◆ **EXERCISE**: The string "color" may appear in lines of the entries below. Report how many lines hold it, with only the number.

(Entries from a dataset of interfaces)
:::
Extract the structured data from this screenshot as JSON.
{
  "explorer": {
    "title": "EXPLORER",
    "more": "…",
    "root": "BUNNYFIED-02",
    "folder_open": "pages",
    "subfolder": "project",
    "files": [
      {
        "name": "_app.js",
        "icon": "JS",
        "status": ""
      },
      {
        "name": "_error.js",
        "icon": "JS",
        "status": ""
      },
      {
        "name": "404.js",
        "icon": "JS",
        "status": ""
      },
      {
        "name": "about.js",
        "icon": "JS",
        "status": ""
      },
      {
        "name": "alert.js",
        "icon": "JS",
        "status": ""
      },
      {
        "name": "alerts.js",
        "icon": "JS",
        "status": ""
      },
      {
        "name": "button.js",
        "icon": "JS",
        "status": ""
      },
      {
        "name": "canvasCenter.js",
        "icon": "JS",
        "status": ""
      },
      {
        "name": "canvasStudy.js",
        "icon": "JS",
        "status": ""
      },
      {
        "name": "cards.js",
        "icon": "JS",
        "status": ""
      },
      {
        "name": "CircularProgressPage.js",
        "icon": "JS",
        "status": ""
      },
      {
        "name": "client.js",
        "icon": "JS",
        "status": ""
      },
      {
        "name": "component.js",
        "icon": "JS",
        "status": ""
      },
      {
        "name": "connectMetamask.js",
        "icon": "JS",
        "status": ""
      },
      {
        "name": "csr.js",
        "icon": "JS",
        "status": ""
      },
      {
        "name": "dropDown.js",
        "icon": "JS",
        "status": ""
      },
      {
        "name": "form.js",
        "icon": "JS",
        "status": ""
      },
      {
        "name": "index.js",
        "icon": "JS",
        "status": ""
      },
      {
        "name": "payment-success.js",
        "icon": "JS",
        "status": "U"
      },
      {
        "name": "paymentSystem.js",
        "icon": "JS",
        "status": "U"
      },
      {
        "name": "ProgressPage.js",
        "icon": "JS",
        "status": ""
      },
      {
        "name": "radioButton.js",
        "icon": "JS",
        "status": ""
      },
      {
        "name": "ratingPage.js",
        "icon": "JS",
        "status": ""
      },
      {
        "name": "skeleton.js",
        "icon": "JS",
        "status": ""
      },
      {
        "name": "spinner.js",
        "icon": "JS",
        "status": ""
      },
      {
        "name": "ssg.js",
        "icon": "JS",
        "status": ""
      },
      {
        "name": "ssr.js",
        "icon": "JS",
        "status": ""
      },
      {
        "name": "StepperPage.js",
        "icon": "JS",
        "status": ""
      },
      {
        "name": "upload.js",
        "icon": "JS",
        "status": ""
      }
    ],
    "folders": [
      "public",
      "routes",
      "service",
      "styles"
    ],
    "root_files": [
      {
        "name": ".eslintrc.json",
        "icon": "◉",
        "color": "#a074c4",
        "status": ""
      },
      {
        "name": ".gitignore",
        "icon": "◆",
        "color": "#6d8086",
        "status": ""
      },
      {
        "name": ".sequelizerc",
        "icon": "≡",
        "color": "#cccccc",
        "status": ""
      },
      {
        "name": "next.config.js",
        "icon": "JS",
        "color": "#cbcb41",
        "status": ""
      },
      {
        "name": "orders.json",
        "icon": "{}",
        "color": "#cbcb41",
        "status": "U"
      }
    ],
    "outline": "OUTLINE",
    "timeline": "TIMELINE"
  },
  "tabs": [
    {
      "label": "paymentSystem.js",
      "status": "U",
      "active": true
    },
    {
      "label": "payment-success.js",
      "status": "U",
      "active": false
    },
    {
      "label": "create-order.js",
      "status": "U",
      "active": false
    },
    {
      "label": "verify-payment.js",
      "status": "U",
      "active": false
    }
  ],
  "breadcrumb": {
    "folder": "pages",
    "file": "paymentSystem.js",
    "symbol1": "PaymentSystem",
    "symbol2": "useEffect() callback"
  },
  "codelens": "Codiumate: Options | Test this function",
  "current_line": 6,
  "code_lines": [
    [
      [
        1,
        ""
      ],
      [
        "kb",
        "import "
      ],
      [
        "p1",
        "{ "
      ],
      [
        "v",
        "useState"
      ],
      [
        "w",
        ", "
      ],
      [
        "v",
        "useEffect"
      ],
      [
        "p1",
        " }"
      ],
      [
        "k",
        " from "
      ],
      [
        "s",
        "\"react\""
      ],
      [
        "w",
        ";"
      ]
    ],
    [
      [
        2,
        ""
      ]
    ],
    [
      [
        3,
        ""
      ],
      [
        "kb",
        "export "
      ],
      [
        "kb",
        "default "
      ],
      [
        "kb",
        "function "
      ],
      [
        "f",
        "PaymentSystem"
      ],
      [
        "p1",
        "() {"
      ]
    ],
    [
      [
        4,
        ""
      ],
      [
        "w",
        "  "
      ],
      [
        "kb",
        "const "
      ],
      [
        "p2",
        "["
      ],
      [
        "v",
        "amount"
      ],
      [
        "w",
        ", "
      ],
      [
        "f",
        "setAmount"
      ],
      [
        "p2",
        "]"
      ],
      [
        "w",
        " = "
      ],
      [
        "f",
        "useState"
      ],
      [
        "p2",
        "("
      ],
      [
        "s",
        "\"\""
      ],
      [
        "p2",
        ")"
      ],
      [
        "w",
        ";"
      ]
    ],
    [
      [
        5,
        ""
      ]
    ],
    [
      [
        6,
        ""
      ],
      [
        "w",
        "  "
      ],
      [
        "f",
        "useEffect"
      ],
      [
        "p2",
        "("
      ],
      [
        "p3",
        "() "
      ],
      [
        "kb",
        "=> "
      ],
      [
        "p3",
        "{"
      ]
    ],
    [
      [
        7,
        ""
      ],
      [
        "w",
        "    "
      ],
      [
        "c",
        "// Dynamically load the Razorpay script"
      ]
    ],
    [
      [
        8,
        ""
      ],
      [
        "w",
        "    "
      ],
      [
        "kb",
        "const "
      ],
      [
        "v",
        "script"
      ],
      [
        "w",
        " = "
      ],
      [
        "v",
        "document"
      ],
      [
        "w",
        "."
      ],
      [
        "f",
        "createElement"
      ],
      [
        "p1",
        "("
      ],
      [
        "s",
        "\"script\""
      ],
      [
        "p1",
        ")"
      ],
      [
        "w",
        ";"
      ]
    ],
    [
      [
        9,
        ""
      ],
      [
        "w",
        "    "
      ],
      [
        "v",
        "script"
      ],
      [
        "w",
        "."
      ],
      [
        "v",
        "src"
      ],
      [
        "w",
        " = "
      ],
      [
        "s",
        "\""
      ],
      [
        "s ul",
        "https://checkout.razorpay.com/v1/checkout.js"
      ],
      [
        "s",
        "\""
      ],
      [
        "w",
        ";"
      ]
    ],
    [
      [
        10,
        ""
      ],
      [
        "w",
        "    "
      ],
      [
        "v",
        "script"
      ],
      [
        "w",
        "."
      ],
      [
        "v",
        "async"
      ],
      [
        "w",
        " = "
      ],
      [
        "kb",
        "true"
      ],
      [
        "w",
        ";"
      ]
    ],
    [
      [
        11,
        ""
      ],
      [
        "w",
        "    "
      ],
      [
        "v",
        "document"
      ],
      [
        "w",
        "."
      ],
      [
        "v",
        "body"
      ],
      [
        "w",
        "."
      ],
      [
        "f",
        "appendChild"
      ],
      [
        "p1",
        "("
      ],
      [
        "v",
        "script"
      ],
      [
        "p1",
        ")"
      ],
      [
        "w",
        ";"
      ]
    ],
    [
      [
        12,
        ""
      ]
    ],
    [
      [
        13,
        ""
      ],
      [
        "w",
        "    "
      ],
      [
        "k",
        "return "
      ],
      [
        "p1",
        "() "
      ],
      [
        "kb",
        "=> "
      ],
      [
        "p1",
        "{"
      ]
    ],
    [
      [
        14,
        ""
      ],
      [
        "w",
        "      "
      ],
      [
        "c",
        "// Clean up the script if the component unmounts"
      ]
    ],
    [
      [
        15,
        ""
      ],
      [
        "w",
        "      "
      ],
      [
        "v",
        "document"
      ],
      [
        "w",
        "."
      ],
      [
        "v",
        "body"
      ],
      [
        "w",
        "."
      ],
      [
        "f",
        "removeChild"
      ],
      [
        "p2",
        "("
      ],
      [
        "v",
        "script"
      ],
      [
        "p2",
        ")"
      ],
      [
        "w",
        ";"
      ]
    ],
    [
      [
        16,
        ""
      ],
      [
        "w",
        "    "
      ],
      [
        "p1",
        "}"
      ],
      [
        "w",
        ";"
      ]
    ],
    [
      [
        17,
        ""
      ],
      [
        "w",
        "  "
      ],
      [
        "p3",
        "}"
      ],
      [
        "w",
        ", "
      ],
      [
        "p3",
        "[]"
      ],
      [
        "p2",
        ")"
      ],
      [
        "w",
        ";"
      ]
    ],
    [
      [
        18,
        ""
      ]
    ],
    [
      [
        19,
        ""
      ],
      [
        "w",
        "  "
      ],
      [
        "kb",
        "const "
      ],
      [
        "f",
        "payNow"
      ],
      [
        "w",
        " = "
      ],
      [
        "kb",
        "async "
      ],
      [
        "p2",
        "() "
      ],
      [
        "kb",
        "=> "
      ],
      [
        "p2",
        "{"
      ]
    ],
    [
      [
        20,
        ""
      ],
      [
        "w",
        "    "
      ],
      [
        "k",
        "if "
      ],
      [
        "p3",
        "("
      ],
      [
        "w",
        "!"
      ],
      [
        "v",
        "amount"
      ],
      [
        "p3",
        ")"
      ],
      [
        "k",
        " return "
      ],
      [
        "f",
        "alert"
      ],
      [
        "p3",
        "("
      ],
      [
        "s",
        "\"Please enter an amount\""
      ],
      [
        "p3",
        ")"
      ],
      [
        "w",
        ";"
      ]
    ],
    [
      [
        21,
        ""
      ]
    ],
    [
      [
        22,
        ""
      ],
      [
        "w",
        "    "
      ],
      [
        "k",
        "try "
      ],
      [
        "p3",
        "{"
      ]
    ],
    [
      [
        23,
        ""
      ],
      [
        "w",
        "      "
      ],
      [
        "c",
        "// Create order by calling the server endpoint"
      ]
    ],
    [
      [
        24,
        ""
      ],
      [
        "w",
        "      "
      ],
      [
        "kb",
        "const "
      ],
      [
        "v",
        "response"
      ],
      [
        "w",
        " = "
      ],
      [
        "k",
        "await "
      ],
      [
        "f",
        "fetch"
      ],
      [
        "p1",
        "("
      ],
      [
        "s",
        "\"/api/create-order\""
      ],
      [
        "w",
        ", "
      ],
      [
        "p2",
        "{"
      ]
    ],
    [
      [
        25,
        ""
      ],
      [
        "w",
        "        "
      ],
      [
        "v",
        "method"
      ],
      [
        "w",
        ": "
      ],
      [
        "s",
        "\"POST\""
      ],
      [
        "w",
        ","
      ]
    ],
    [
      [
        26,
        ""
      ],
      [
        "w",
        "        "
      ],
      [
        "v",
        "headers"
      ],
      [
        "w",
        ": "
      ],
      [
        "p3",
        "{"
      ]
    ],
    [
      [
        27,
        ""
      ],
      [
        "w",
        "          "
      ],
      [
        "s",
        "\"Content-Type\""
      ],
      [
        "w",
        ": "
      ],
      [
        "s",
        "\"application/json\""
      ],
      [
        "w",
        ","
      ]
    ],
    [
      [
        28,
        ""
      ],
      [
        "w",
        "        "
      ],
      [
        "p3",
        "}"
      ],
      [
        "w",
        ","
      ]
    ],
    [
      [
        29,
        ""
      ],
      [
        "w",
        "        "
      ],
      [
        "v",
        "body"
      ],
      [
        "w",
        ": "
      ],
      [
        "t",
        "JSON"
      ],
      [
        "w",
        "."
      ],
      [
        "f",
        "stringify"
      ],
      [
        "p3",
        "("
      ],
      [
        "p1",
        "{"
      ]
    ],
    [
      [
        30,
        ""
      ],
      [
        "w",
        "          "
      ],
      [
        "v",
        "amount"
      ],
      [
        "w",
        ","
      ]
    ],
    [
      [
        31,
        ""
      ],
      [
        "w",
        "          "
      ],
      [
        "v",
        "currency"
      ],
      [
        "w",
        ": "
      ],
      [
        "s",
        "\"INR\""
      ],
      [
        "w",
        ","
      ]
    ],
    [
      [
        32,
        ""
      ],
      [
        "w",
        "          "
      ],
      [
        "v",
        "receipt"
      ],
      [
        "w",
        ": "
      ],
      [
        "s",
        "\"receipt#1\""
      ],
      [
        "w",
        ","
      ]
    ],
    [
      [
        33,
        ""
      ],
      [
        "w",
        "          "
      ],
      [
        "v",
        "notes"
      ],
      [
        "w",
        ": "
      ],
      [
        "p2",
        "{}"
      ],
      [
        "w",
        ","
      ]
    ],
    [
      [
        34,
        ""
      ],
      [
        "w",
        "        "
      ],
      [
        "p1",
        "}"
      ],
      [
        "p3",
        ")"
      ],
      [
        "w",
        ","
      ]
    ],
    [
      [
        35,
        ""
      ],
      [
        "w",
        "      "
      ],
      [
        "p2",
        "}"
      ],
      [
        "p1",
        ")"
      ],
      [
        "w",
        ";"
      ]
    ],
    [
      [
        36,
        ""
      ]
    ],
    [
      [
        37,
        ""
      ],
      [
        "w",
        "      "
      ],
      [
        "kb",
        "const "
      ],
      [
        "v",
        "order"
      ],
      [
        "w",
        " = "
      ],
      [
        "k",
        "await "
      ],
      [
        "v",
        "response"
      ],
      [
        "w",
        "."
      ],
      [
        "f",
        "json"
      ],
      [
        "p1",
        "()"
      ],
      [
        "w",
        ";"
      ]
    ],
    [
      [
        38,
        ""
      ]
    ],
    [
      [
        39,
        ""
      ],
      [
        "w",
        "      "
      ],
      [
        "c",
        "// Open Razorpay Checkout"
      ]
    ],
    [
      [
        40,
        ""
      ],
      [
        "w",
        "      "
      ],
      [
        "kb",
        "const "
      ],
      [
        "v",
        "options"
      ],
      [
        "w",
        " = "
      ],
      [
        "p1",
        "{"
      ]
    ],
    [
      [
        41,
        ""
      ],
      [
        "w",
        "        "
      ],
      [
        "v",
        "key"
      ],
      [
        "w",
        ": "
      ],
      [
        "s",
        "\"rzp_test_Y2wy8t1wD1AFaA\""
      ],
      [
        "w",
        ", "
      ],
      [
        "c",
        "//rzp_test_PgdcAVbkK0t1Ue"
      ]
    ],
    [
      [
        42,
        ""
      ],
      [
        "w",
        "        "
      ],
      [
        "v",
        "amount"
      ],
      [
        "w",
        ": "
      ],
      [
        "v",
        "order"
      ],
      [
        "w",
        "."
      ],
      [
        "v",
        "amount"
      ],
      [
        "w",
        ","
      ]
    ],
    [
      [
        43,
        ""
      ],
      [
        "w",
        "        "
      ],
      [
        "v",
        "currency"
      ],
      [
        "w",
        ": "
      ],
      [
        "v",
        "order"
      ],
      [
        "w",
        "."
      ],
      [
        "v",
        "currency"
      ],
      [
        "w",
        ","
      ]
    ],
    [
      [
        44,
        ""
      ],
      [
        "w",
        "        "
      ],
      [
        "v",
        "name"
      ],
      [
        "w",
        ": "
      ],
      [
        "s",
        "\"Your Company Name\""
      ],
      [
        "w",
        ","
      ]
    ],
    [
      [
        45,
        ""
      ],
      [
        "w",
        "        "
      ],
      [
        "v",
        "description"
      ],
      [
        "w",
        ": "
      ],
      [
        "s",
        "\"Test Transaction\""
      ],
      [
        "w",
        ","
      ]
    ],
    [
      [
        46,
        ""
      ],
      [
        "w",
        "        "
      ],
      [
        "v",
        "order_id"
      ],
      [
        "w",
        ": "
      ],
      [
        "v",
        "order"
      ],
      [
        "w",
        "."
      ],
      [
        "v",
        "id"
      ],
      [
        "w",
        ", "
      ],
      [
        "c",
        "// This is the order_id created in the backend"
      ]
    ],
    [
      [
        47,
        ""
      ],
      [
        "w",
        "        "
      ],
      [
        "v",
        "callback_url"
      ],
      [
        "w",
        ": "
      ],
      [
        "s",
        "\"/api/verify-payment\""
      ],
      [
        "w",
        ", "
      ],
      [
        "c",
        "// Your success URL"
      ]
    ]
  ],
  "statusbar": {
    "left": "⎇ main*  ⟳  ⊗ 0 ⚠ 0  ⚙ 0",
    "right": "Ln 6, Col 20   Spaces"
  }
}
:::
◆ **REPLY TO THE EXERCISE**: 5